**Problem statement:** Only lines containing the word "icon" belong in the answer; copy each one from the records.

**Records provided:**
=== Begin Enclosure ===
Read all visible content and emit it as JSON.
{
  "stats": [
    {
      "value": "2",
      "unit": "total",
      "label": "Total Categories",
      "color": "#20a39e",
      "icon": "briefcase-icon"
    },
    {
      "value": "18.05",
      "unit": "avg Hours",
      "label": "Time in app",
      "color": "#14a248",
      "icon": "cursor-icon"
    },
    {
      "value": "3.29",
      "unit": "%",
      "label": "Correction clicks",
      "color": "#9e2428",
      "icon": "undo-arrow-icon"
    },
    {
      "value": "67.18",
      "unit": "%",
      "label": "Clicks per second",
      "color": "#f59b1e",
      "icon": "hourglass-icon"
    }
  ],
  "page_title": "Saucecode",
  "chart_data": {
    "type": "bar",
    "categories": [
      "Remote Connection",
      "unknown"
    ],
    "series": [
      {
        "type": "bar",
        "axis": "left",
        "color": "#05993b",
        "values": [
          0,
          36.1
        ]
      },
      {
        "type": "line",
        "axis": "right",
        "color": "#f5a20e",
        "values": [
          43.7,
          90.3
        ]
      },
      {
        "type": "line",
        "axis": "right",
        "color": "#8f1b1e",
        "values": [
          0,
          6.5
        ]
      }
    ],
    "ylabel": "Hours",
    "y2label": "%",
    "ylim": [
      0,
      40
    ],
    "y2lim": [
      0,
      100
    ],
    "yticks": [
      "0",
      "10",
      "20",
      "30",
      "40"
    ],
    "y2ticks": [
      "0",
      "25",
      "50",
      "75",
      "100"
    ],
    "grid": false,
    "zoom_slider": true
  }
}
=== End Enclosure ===
**Task answer:**
      "icon": "briefcase-icon"
      "icon": "cursor-icon"
      "icon": "undo-arrow-icon"
      "icon": "hourglass-icon"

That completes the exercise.